You know the list of their ire, but pay closer attention to their closing strategy.
For Republicans, the final month and tonight’s debate are in search of hot button hate. So far, neither race nor the economy, two historic staples, have tilted the field. Neither have debt nor deficits brought new recruits. Foreign policy and moral attacks are the new lines: in Florida, live calls are being made to Hispanic households, reminding them of Barack Obama’s position on gay marriage and a woman’s right to chose, both against the Catholic Church’s teachings. And the closer: his father was a drunk and his mother didn’t love him.
Mitt Romney would be President by proxy. First as the stand-in candidate for your own personal pet peeve, but more importantly, as the guy who will represent the folk who have turned hate into a lucrative enterprise by claiming hate is good and whatever we hate is bad—those who claim hate is a moral defense and should be funded and given power. Hate is justified by their voices: the John Sununus, Newt Gingrichs, Ralph Reeds, Donald Trumps, and others who have entered a moral wasteland, despite their money and former power. They speak of the “destruction of America,” of “fakes.” That’s their appeal. Backed by over a billion dollars. Because billions more are at stake.
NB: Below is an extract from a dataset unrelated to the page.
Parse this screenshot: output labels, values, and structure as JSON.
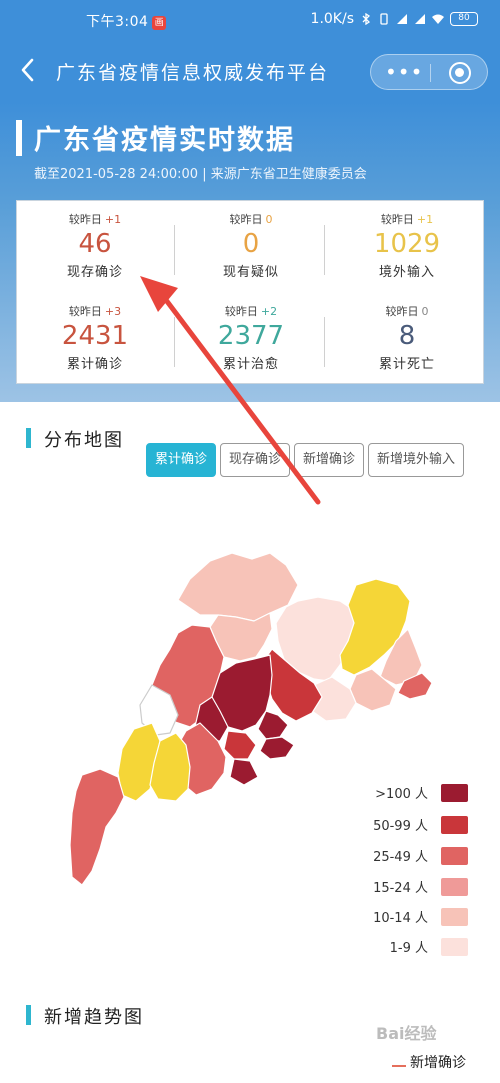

Despite the media concerns that Barack will be too professorial or arrogant tonight (a continuation of the replayed theme of too black, not black enough, too exemplary, too other, too thoughtful, too naive, too milquetoast, and now potentially too bold and uppity, and according to a million DVDs mailed in Ohio, now with an American daddy!) my prediction is those billions will be the final altar of hate.
Since the convention, we have seen empty chairs swinging from ropes looped over trees—the lynching of empty chairs—an imaginative act that shows the powerful, embedded grip of hate.
So tonight, hate goes prime time. It will bring its companions of lies and faked outrage, it will be escorted by the outrage of the lynched empty chairs. (Wouldn’t it be something if Barack Obama brought an empty chair on stage as a prop and proxy for how so many of our country see him, for Romney’s positions and ideas, for Clarence Thomas’ high-tech lynching, for the misrepresentation of his ideas and achievements—and a place where, at the end, he finally sat down to offer his closing?)
Hate will put on a mask of common sense and try to establish its superiority by its criticism. It will ignore its own flaws and self-righteous contradictions. It will deny its presence, flaunt its disrespect and bask in its glory. Make no mistake about its intent—hate has always been the valued servant of injustice, the weapon of the reactionary and the privileged, the IED of the weak, the cherished sustainer of the status quo, the false positive of courage. Pick it out from the shadows tonight as it works the crowd beyond the glaring lights.
The last days of the campaign will project fears of a new recession and massive job loses, of a ravaged America—a projection of the Republicans’ own collective vision—a Koch/Trump/ALEC/Jamie Dimon vision of a poor, uneducated, powerless, angry, leaderless population. A vision of a private sector unleashed to rape not only women but water (fracking) and welfare (tax cuts) to entitle and serve the rich and powerful. This election is a referendum on hate—and those who are its masters, who support its logic and place. Mitt Romney’s comments before his monied sponsors gave us an inelegant peek. When asked by one if he would “clean house,” Mitt Romney answered: I “wish” I could do “more.”